By Austen Hufford, Daily Staff Reporter
Published October 21, 2012

A report released Friday that served as a catalyst for the reorganization of major campus security programs into the new Division of Public Safety and Security exposed long-term tensions and lack of cooperation between the University’s Department of Public Safety and the other two major security agencies on campus, Housing Security and Hospitals & Health Centers Security.

Margolis Healy & Associates, a Vermont-based security consulting firm, was hired by the University’s Board of Regents to conduct a study of the University’s security agencies following the discovery that administrators within the University of Michigan Health System delayed reporting the alleged possession of child pornography by former medical resident Stephen Jenson to police for six months.

At the regents meeting on Friday in Flint, the creation of DPSS was formally announced in response to the study’s recommendation for organizational changes to the structure of the three units in order to eradicate ongoing issues.

DPSS will encompass DPS, Housing Security and Hospitals & Health Centers Security, and be led by an executive director who reports directly to the University president. Current DPS executive director Joe Piersante will assume the positions of DPSS executive director as well as police chief until a national search for a DPSS executive director is completed.

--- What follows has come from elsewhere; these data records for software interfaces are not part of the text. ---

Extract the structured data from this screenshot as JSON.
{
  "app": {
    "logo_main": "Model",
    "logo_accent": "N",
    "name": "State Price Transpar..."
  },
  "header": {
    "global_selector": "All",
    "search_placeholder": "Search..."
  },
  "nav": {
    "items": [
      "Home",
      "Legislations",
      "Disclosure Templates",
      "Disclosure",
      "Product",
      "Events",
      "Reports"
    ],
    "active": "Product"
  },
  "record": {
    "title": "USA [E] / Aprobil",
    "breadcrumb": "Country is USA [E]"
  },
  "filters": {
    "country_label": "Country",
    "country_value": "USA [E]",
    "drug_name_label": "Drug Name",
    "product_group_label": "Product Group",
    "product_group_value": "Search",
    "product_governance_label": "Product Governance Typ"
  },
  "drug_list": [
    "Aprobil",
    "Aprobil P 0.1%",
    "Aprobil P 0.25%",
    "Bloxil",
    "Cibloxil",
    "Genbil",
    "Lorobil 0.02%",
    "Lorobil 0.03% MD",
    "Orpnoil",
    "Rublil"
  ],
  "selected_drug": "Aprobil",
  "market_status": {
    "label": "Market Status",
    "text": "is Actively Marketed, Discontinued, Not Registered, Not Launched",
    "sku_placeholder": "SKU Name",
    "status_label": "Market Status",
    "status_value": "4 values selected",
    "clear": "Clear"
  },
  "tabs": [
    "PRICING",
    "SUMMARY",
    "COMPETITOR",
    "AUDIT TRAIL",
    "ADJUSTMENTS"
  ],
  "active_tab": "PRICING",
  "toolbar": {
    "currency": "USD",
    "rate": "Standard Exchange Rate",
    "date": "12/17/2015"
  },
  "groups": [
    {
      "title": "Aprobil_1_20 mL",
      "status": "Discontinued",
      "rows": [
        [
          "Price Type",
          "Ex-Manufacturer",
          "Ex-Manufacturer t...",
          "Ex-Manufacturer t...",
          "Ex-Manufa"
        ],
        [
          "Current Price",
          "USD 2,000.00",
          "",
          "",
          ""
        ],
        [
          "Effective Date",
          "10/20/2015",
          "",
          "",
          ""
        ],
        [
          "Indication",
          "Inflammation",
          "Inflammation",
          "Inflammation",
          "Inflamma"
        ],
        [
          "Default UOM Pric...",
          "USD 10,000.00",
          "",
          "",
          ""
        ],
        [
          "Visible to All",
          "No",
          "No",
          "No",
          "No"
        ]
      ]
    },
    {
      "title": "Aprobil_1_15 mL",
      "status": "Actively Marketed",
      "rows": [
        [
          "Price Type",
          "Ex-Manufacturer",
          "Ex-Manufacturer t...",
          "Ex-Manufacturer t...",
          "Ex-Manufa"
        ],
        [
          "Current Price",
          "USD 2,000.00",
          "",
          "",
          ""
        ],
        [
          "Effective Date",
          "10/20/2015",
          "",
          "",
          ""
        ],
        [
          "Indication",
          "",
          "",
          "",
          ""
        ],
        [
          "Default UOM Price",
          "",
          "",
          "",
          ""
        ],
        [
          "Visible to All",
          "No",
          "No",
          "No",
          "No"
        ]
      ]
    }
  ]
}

The report, which was originally estimated to cost the University $105,000, showed that in many instances, DPS, Hospital Security and Housing Security do not cooperate effectively. Specifically, it reported a “systemic lack of mutual respect and appreciation” between Hospital Security and DPS.

“The lack of a healthy working relationship between the three organizations contributes to confusion, misunderstanding, miscommunication (and) a lack of trust and respect,” the study said.

DPS, also known as University Police, is an accredited, armed police force composed of sworn officers who serve as the primary police on campus. Housing Security and Hospital Security are composed of trained but non-armed, non-sworn officers who protect residence halls and hospital buildings, respectively.

The report compared the University’s security operations to those at eight other universities, including Ohio State University and the University of Chicago. In contrast to the University of Michigan’s results, when distinct units were present at other schools, they were observed to be more efficient and cooperative.

However, many used their official university police force to fill the distinct roles of the University’s divided DPS, Housing Security and Hospital Security.

The report noted there is no formal organizational connection between the branches, and the director of each reports to a different division within the University, claiming this negatively affects their respective duties and creates a disconnect among the three groups.

The study said each individual unit was “well-run, professional and efficient,” but as a whole the three do not coordinate effectively.

It also stated that while individually the units tried to ensure safety, there was an “absence of a shared overall vision for public safety,” noting that unit goals differ greatly.

The report also noted that students and staff may not understand the differences between the three units, considering officers from all three departments refer to themselves as public safety officers.